Secondly, the time between episodes helps build hype and anticipation. We see this in TV, in Game of Thrones, where time between each episode is used to build interest and anticipation from the fans discussing their theories and speculating about what might happen next week.
The suspense between episodes prevents the game or TV show from ever completely leaving the minds of its fans. There is also more of a necessity to explore environments. Ness puts clues together on a deduction board that leads him to conclusions. Nothing here is particularly challenging, although the process replicates the step-by-step nature of a criminal investigation.
Action scenes are also more involved. Button-press fights and reactions are similar to those in more casual adventure series, but they tend to demand a little more from the player. In addition to the bare-knuckle sequences, there are also firefights in which you take cover and blast away at enemies.
Anyone with even the most rudimentary arcade skills will be able to take on these vaguely GTA-inspired battles without breaking a sweat, but at least the game goes through the motions and gives you more to do. What makes Blues and Bullets really stand out is its atmosphere.

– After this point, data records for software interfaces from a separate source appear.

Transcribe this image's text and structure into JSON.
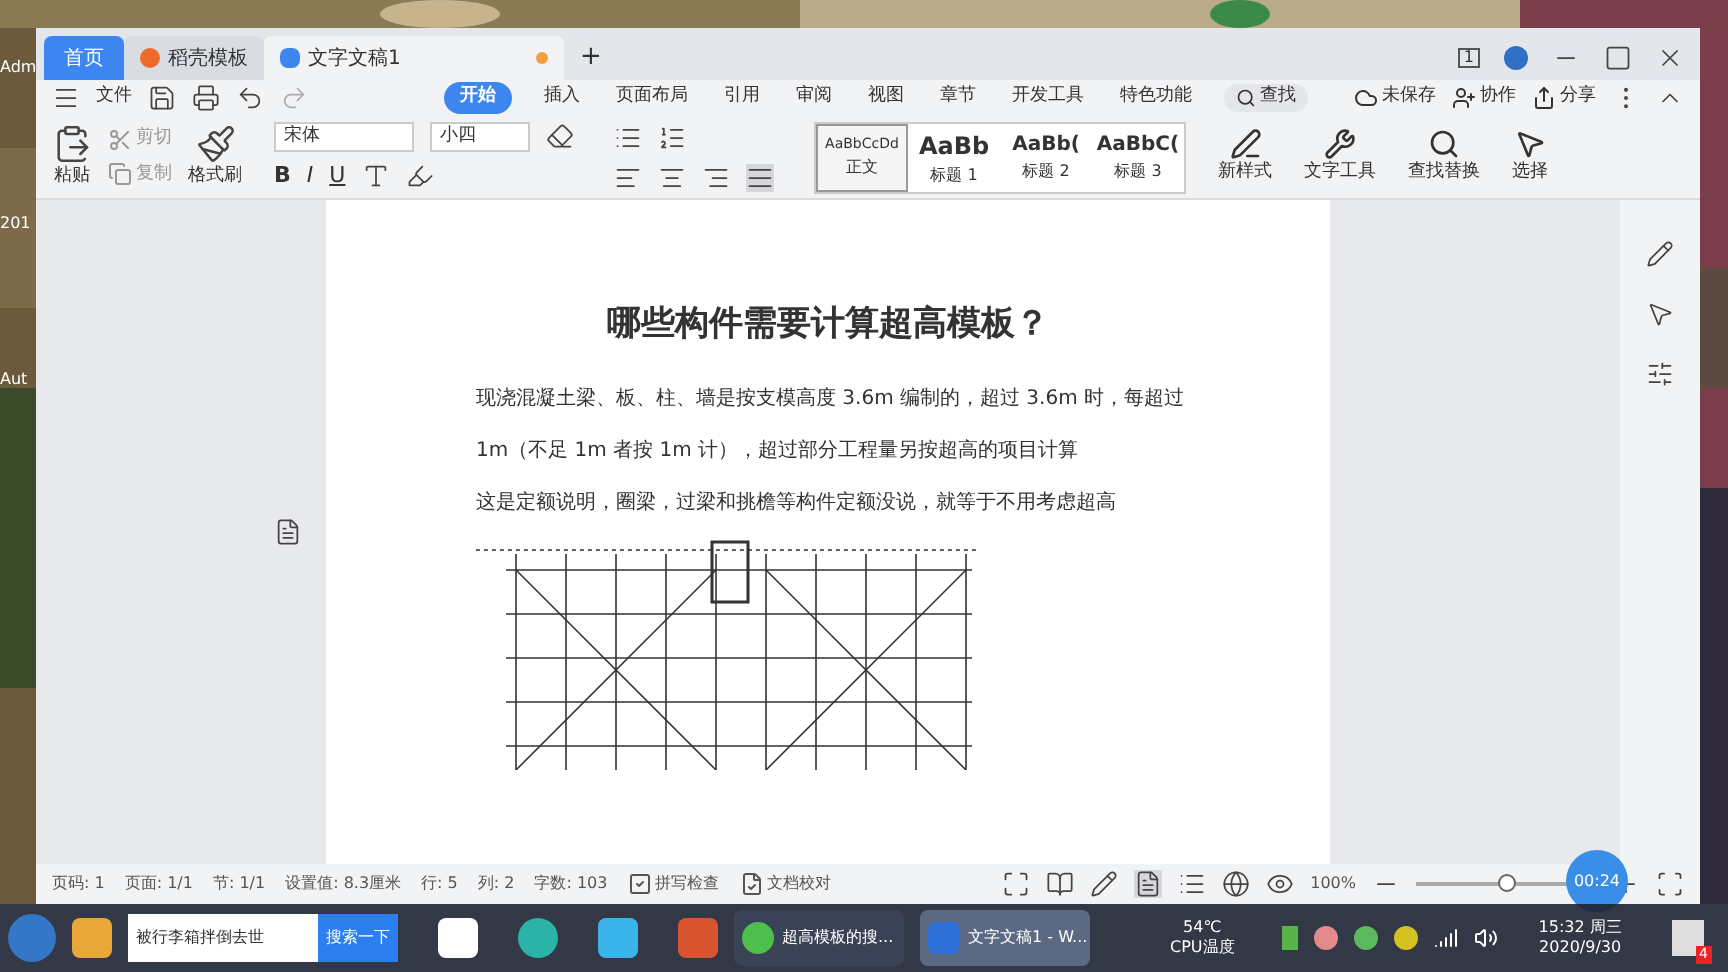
{
  "desktop_icons": [
    "Adm",
    "201",
    "Aut"
  ],
  "tabs": [
    {
      "label": "首页",
      "kind": "home",
      "selected": false
    },
    {
      "label": "稻壳模板",
      "kind": "template",
      "selected": false
    },
    {
      "label": "文字文稿1",
      "kind": "doc",
      "selected": true,
      "unsaved": true
    }
  ],
  "new_tab": "+",
  "page_badge": "1",
  "menu": {
    "file": "文件",
    "items": [
      {
        "label": "开始",
        "selected": true
      },
      {
        "label": "插入",
        "selected": false
      },
      {
        "label": "页面布局",
        "selected": false
      },
      {
        "label": "引用",
        "selected": false
      },
      {
        "label": "审阅",
        "selected": false
      },
      {
        "label": "视图",
        "selected": false
      },
      {
        "label": "章节",
        "selected": false
      },
      {
        "label": "开发工具",
        "selected": false
      },
      {
        "label": "特色功能",
        "selected": false
      }
    ],
    "search": "查找",
    "actions": [
      "未保存",
      "协作",
      "分享"
    ]
  },
  "ribbon": {
    "paste": "粘贴",
    "cut": "剪切",
    "copy": "复制",
    "format_painter": "格式刷",
    "font": "宋体",
    "size": "小四",
    "format_keys": [
      "B",
      "I",
      "U"
    ],
    "styles": [
      {
        "preview": "AaBbCcDd",
        "label": "正文",
        "selected": true
      },
      {
        "preview": "AaBb",
        "label": "标题 1",
        "selected": false
      },
      {
        "preview": "AaBb(",
        "label": "标题 2",
        "selected": false
      },
      {
        "preview": "AaBbC(",
        "label": "标题 3",
        "selected": false
      }
    ],
    "tools": [
      "新样式",
      "文字工具",
      "查找替换",
      "选择"
    ]
  },
  "document": {
    "title": "哪些构件需要计算超高模板？",
    "paragraphs": [
      "现浇混凝土梁、板、柱、墙是按支模高度 3.6m 编制的，超过 3.6m 时，每超过",
      "1m（不足 1m 者按 1m 计），超过部分工程量另按超高的项目计算",
      "这是定额说明，圈梁，过梁和挑檐等构件定额没说，就等于不用考虑超高"
    ]
  },
  "status_bar": {
    "fields": [
      "页码: 1",
      "页面: 1/1",
      "节: 1/1",
      "设置值: 8.3厘米",
      "行: 5",
      "列: 2",
      "字数: 103"
    ],
    "checks": [
      "拼写检查",
      "文档校对"
    ],
    "zoom": "100%",
    "level": 0.5,
    "timer": "00:24"
  },
  "taskbar": {
    "search_text": "被行李箱拌倒去世",
    "search_button": "搜索一下",
    "windows": [
      {
        "label": "超高模板的搜...",
        "selected": false
      },
      {
        "label": "文字文稿1 - W...",
        "selected": true
      }
    ],
    "temperature": "54℃",
    "temperature_label": "CPU温度",
    "time": "15:32 周三",
    "date": "2020/9/30",
    "notifications": "4"
  }
}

The game looks like an interactive version of the Sin City movies. Surreal touches add to this effect. Other stylish touches add tension. While most of the game consists of high-contrast black-and-white, red accent slashes are everywhere. This is of course used to indicate blood and to create a constant threat of violence. The dialogue is also very good, albeit in the cheesy vein of old-time noir. Ness is pretty much the prototypical self-flagellating private detective with a weakness for booze and dames.
Many lines teeter on the edge of self-parody. While most of the story takes everything as seriously as an IRS audit, some aspects are over the top.
One moment in which Ness interrupts a knife-thrower to the disappointment of the crowd and his now-perforated female target is so played up for slapstick that the Untouchable briefly turns into Frank Drebin.
The voice acting is all over the place, but the leads are good for the most part. Ness is played as kind of a growly, boozy take on Batman, and Capone is a no-surprises, marble-mouthed thug. The cast is small, though, and actors try to hide their multiple roles with broad accents that do nothing but make the game seem amateurish.
Blues and Bullets: Episode One Review
Another issue that illustrates the indie nature of Blues and Bullets is the presence of a few bugs. Slowdown is the most noticeable problem.
Every so often, the game will drop to single-digit framerates. This usually takes place during panoramic introductions that sweep across city blocks. On a couple of occasions, this brought the game to a complete halt for me and forced a restart.